It’s an incredibly ironic moment in the play. Gwendolen does not care for real “earnestness” in a husband—what truly matters is the mere label, the name. This skewed idealism is the focus of many Wildean jabs throughout the production: almost every character has a set of ideals they hold high, yet their actions are often consciously antithetical to these ideals. Gwendolen’s mother, Lady Bracknell, emphasizes birth, breeding, and money over everything else—but in a moment of truth near the end of the play, she admits, “When I married Lord Bracknell I had no fortune of any kind.”
This concept of idealistic veneer was metaphorized wonderfully (and I think consciously, though it’s impossible to know for certain) in STC’s set: the curtain and Algy’s parlor (scene for the first act) were both completely gilded. There is a shimmering gold over everything, yet we know it’s only a cover up—much like the lives of our characters. The second and third acts take place in Ernest’s country garden, completely festooned and covered with roses. It produces a similar effect, a feeling of lovely camouflage.
STC’s cast is truly excellent. The leading lady is, of course, Siân Phillips, perhaps best known for her roles as mother/empress Livia in the classic BBC series “I, Claudius,” and the Reverend Mother in sci-fi film “Dune.” Phillips has a commanding presence on stage, and gave each line with the perfect combination of regality and humor. Even for Phillips, Wilde’s brilliant dialogue poses a challenge: in an interview with the Washington Post, she said, “God knows it’s hard enough to do. It’s a great play. It’s like sitting in the middle of the mechanism of a very expensive clock. The construction of the sentences is harder, I think, to learn than Shakespeare, or Shaw.”
Anthony Roach’s Algy and Gregory Woodell’s Jack are a wonderful pairing: they have the ease and camaraderie of brothers, each unique but well-fitted to each other. Patricia Connelly and Floyd King (Miss Prism and Dr. Chasuble) have exquisite comic timing, and added a delicious humor to the play. Katie Fabel’s Cecily is the perfect combination of clever and naïve. Vanessa Morosco’s Gwendolen felt rather one-dimensional—but this plastery effect could very well have been on purpose, considering the self-declared “short-sightedness” of her character.
Interestingly, this production reminded me very strikingly of Shakespearean romance. In many Shakespeare productions (Much Ado About Nothing being the most striking example), the love story gets twisted and tangled. Misunderstandings abound, and characters experience tragic dismay. Yet in the end, all is forgiven, and everyone lives “happily ever after.” In “The Importance of Being Earnest,” Wilde makes these tragic plot twists into various petty (and funny) feuds. While Shakespeare’s protagonists are usually noble and virtuous, Wilde’s characters are comic fops and elegant clowns. Shakespeare’s heroes are often kings and warriors; Wilde’s men lounge about parlors and gardens eating muffins and cucumber sandwiches. Unlike the shrinking violets often portrayed in Shakespeare’s day, Wilde’s heroines assert their wishes and demands in quite an authoritarian manner. The characters and story are all “messed up”—but it’s a lovely mess.

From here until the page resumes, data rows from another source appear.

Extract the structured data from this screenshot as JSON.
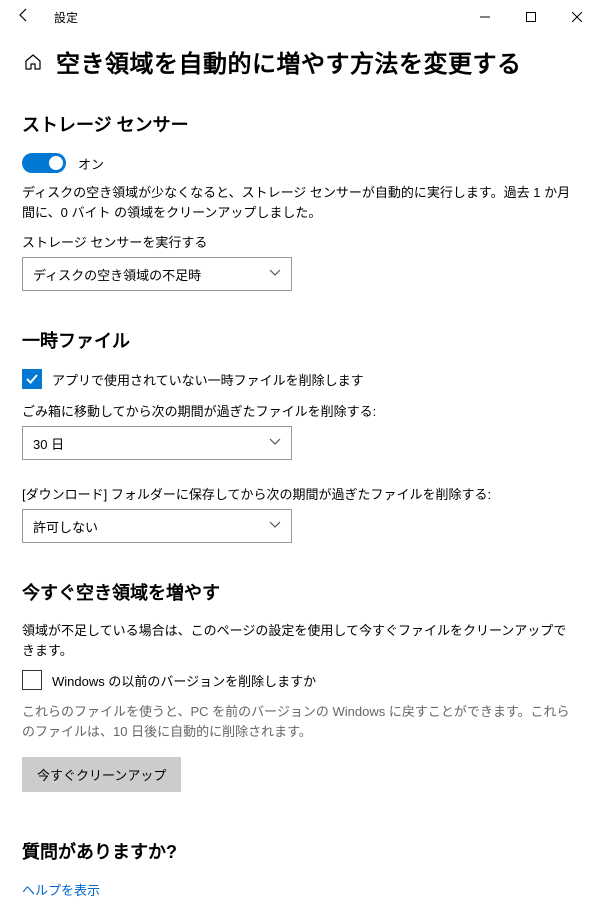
{
  "window": {
    "title": "設定"
  },
  "page": {
    "heading": "空き領域を自動的に増やす方法を変更する"
  },
  "storage_sense": {
    "heading": "ストレージ センサー",
    "toggle_state": "オン",
    "description": "ディスクの空き領域が少なくなると、ストレージ センサーが自動的に実行します。過去 1 か月間に、0 バイト の領域をクリーンアップしました。",
    "run_label": "ストレージ センサーを実行する",
    "run_value": "ディスクの空き領域の不足時"
  },
  "temp_files": {
    "heading": "一時ファイル",
    "delete_temp_label": "アプリで使用されていない一時ファイルを削除します",
    "recycle_label": "ごみ箱に移動してから次の期間が過ぎたファイルを削除する:",
    "recycle_value": "30 日",
    "downloads_label": "[ダウンロード] フォルダーに保存してから次の期間が過ぎたファイルを削除する:",
    "downloads_value": "許可しない"
  },
  "free_now": {
    "heading": "今すぐ空き領域を増やす",
    "description": "領域が不足している場合は、このページの設定を使用して今すぐファイルをクリーンアップできます。",
    "prev_versions_label": "Windows の以前のバージョンを削除しますか",
    "prev_versions_desc": "これらのファイルを使うと、PC を前のバージョンの Windows に戻すことができます。これらのファイルは、10 日後に自動的に削除されます。",
    "clean_button": "今すぐクリーンアップ"
  },
  "faq": {
    "heading": "質問がありますか?",
    "help_link": "ヘルプを表示"
  }
}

Wilde’s incisive, sparkling commentary on Victorian culture can certainly speak to Americans in 2014. Few of us experience the luxury or leisure of Wilde’s wealthy class. But we can certainly appreciate the search for identity, the self-deception, and the social masquerading all at work here. STC’s production is a must-see, and is sure to lighten the remaining winter months.